*** SUPPLIED RECORDS ***
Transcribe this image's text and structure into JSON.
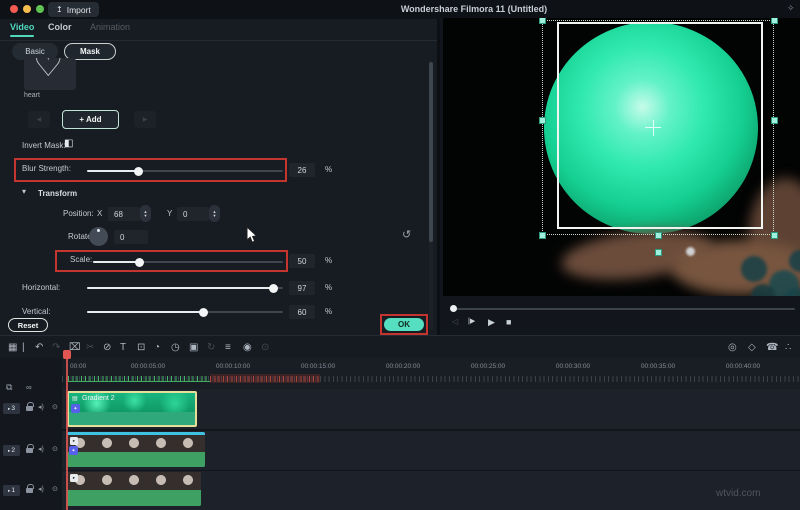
{
  "titlebar": {
    "title": "Wondershare Filmora 11 (Untitled)",
    "import_label": "Import",
    "import_icon": "↥",
    "bulb_icon": "✧"
  },
  "panel": {
    "tabs": [
      {
        "label": "Video"
      },
      {
        "label": "Color"
      },
      {
        "label": "Animation"
      }
    ],
    "subtabs": [
      {
        "label": "Basic"
      },
      {
        "label": "Mask"
      }
    ],
    "mask": {
      "shape_glyph": "♡",
      "shape_label": "heart",
      "add_label": "+ Add",
      "prev_glyph": "◀",
      "next_glyph": "▶",
      "invert_label": "Invert Mask:",
      "invert_icon": "◧"
    },
    "rows": {
      "blur": {
        "label": "Blur Strength:",
        "value": "26",
        "unit": "%"
      },
      "transform_label": "Transform",
      "transform_chevron": "▾",
      "position": {
        "label": "Position:",
        "x_label": "X",
        "x_value": "68",
        "y_label": "Y",
        "y_value": "0"
      },
      "rotate": {
        "label": "Rotate:",
        "value": "0",
        "reset_icon": "↺"
      },
      "scale": {
        "label": "Scale:",
        "value": "50",
        "unit": "%"
      },
      "horizontal": {
        "label": "Horizontal:",
        "value": "97",
        "unit": "%"
      },
      "vertical": {
        "label": "Vertical:",
        "value": "60",
        "unit": "%"
      }
    },
    "reset_label": "Reset",
    "ok_label": "OK"
  },
  "preview": {
    "controls": [
      {
        "name": "mute-icon",
        "glyph": "◁"
      },
      {
        "name": "frame-step-icon",
        "glyph": "|▶"
      },
      {
        "name": "play-icon",
        "glyph": "▶"
      },
      {
        "name": "stop-icon",
        "glyph": "■"
      }
    ]
  },
  "timeline": {
    "toolbar": [
      {
        "name": "snap-icon",
        "glyph": "▦",
        "dim": false
      },
      {
        "name": "add-marker-icon",
        "glyph": "|",
        "dim": false
      },
      {
        "name": "undo-icon",
        "glyph": "↶",
        "dim": false
      },
      {
        "name": "redo-icon",
        "glyph": "↷",
        "dim": true
      },
      {
        "name": "delete-icon",
        "glyph": "⌧",
        "dim": false
      },
      {
        "name": "split-icon",
        "glyph": "✂",
        "dim": true
      },
      {
        "name": "attach-icon",
        "glyph": "⊘",
        "dim": false
      },
      {
        "name": "text-tool-icon",
        "glyph": "T",
        "dim": false
      },
      {
        "name": "crop-icon",
        "glyph": "⊡",
        "dim": false
      },
      {
        "name": "pan-zoom-icon",
        "glyph": "◔",
        "dim": false
      },
      {
        "name": "speed-icon",
        "glyph": "◷",
        "dim": false
      },
      {
        "name": "green-screen-icon",
        "glyph": "▣",
        "dim": false
      },
      {
        "name": "motion-tracking-icon",
        "glyph": "↻",
        "dim": true
      },
      {
        "name": "mixer-icon",
        "glyph": "≡",
        "dim": false
      },
      {
        "name": "record-icon",
        "glyph": "◉",
        "dim": false
      },
      {
        "name": "snapshot-icon",
        "glyph": "⊙",
        "dim": true
      }
    ],
    "toolbar_right": [
      {
        "name": "render-preview-icon",
        "glyph": "◎"
      },
      {
        "name": "shield-icon",
        "glyph": "◇"
      },
      {
        "name": "phone-icon",
        "glyph": "☎"
      },
      {
        "name": "share-icon",
        "glyph": "∴"
      }
    ],
    "header_icons": {
      "copy": "⧉",
      "link": "∞",
      "track_type": "▸",
      "speaker": "◂)",
      "eye": "⊙"
    },
    "ruler_labels": [
      "00:00",
      "00:00:05:00",
      "00:00:10:00",
      "00:00:15:00",
      "00:00:20:00",
      "00:00:25:00",
      "00:00:30:00",
      "00:00:35:00",
      "00:00:40:00"
    ],
    "tracks": [
      {
        "number": "3",
        "clip_label": "Gradient 2"
      },
      {
        "number": "2",
        "clip_label": ""
      },
      {
        "number": "1",
        "clip_label": ""
      }
    ]
  },
  "watermark": "wtvid.com",
  "colors": {
    "accent_teal": "#55dfc0",
    "annotation_red": "#c5352f",
    "clip_green": "#3fa063",
    "selection_yellow": "#e4df9a",
    "cyan_strip": "#3fc2e2",
    "orb_teal": "#2fe9ae"
  }
}
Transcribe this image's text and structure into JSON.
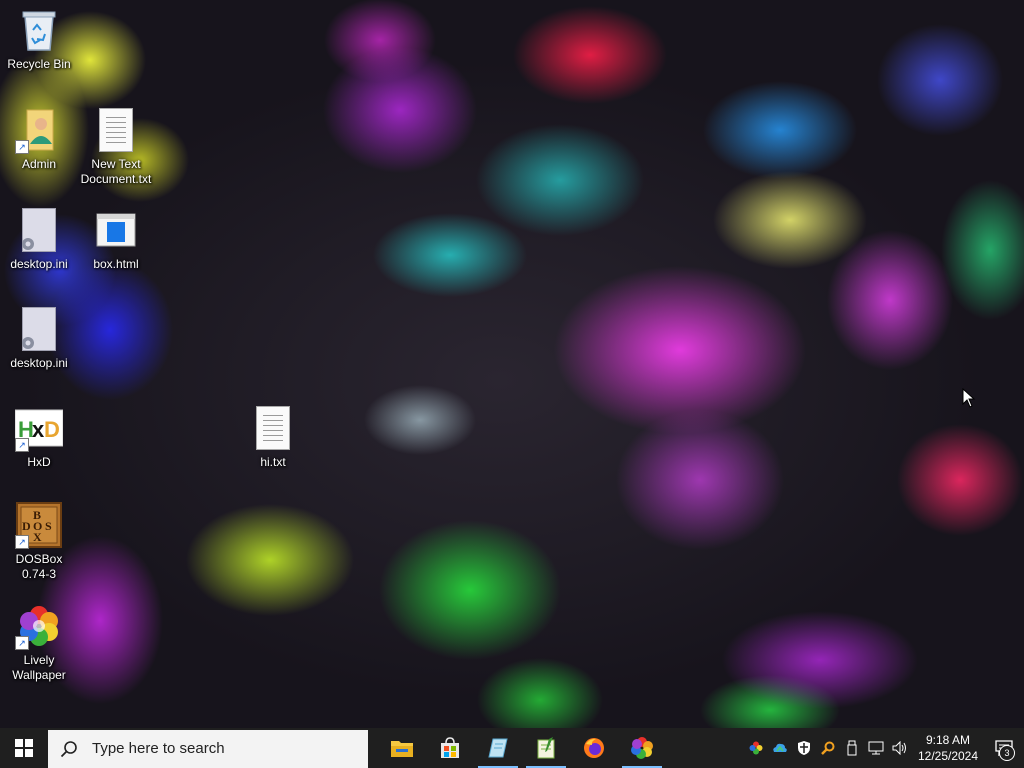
{
  "desktop": {
    "icons": [
      {
        "label": "Recycle Bin",
        "icon": "recycle-bin-icon"
      },
      {
        "label": "Admin",
        "icon": "user-folder-icon"
      },
      {
        "label": "New Text\nDocument.txt",
        "icon": "text-file-icon"
      },
      {
        "label": "desktop.ini",
        "icon": "settings-file-icon"
      },
      {
        "label": "box.html",
        "icon": "html-file-icon"
      },
      {
        "label": "desktop.ini",
        "icon": "settings-file-icon"
      },
      {
        "label": "HxD",
        "icon": "hxd-app-icon"
      },
      {
        "label": "hi.txt",
        "icon": "text-file-icon"
      },
      {
        "label": "DOSBox\n0.74-3",
        "icon": "dosbox-app-icon"
      },
      {
        "label": "Lively\nWallpaper",
        "icon": "lively-wallpaper-icon"
      }
    ]
  },
  "taskbar": {
    "start": {
      "icon": "windows-start-icon"
    },
    "search": {
      "placeholder": "Type here to search",
      "icon": "search-icon"
    },
    "apps": [
      {
        "name": "File Explorer",
        "icon": "file-explorer-icon",
        "active": false
      },
      {
        "name": "Microsoft Store",
        "icon": "store-icon",
        "active": false
      },
      {
        "name": "Notepad",
        "icon": "notepad-icon",
        "active": true
      },
      {
        "name": "Notepad++",
        "icon": "notepadpp-icon",
        "active": true
      },
      {
        "name": "Firefox",
        "icon": "firefox-icon",
        "active": false
      },
      {
        "name": "Lively Wallpaper",
        "icon": "lively-wallpaper-icon",
        "active": true
      }
    ],
    "tray": {
      "icons": [
        "lively-tray-icon",
        "cloud-sync-icon",
        "security-shield-icon",
        "search-tool-icon",
        "usb-device-icon",
        "network-icon",
        "volume-icon"
      ],
      "time": "9:18 AM",
      "date": "12/25/2024",
      "notification_count": "3"
    }
  },
  "colors": {
    "taskbar_bg": "#1f1f1f",
    "search_bg": "#f3f3f3",
    "accent": "#7cc0ff"
  }
}
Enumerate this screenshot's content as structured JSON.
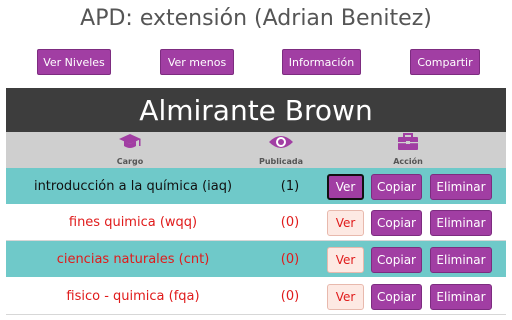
{
  "page": {
    "title": "APD: extensión (Adrian Benitez)"
  },
  "toolbar": {
    "ver_niveles": "Ver Niveles",
    "ver_menos": "Ver menos",
    "informacion": "Información",
    "compartir": "Compartir"
  },
  "banner": {
    "title": "Almirante Brown"
  },
  "table": {
    "columns": [
      {
        "label": "Cargo",
        "icon": "graduation-cap-icon"
      },
      {
        "label": "Publicada",
        "icon": "eye-icon"
      },
      {
        "label": "Acción",
        "icon": "briefcase-icon"
      }
    ],
    "rows": [
      {
        "name": "introducción a la química (iaq)",
        "published": "(1)",
        "ver": "Ver",
        "copiar": "Copiar",
        "eliminar": "Eliminar"
      },
      {
        "name": "fines quimica (wqq)",
        "published": "(0)",
        "ver": "Ver",
        "copiar": "Copiar",
        "eliminar": "Eliminar"
      },
      {
        "name": "ciencias naturales (cnt)",
        "published": "(0)",
        "ver": "Ver",
        "copiar": "Copiar",
        "eliminar": "Eliminar"
      },
      {
        "name": "fisico - quimica (fqa)",
        "published": "(0)",
        "ver": "Ver",
        "copiar": "Copiar",
        "eliminar": "Eliminar"
      }
    ]
  },
  "colors": {
    "accent": "#a13ea3",
    "banner": "#3d3d3d",
    "teal_row": "#6fc9c9",
    "unpublished_text": "#e01b1b"
  }
}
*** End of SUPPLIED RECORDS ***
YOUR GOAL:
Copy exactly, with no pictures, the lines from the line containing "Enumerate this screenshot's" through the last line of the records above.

EXERCISE RESPONSE:
Enumerate this screenshot's content as structured JSON.
{
  "page": {
    "title": "APD: extensión (Adrian Benitez)"
  },
  "toolbar": {
    "ver_niveles": "Ver Niveles",
    "ver_menos": "Ver menos",
    "informacion": "Información",
    "compartir": "Compartir"
  },
  "banner": {
    "title": "Almirante Brown"
  },
  "table": {
    "columns": [
      {
        "label": "Cargo",
        "icon": "graduation-cap-icon"
      },
      {
        "label": "Publicada",
        "icon": "eye-icon"
      },
      {
        "label": "Acción",
        "icon": "briefcase-icon"
      }
    ],
    "rows": [
      {
        "name": "introducción a la química (iaq)",
        "published": "(1)",
        "ver": "Ver",
        "copiar": "Copiar",
        "eliminar": "Eliminar"
      },
      {
        "name": "fines quimica (wqq)",
        "published": "(0)",
        "ver": "Ver",
        "copiar": "Copiar",
        "eliminar": "Eliminar"
      },
      {
        "name": "ciencias naturales (cnt)",
        "published": "(0)",
        "ver": "Ver",
        "copiar": "Copiar",
        "eliminar": "Eliminar"
      },
      {
        "name": "fisico - quimica (fqa)",
        "published": "(0)",
        "ver": "Ver",
        "copiar": "Copiar",
        "eliminar": "Eliminar"
      }
    ]
  },
  "colors": {
    "accent": "#a13ea3",
    "banner": "#3d3d3d",
    "teal_row": "#6fc9c9",
    "unpublished_text": "#e01b1b"
  }
}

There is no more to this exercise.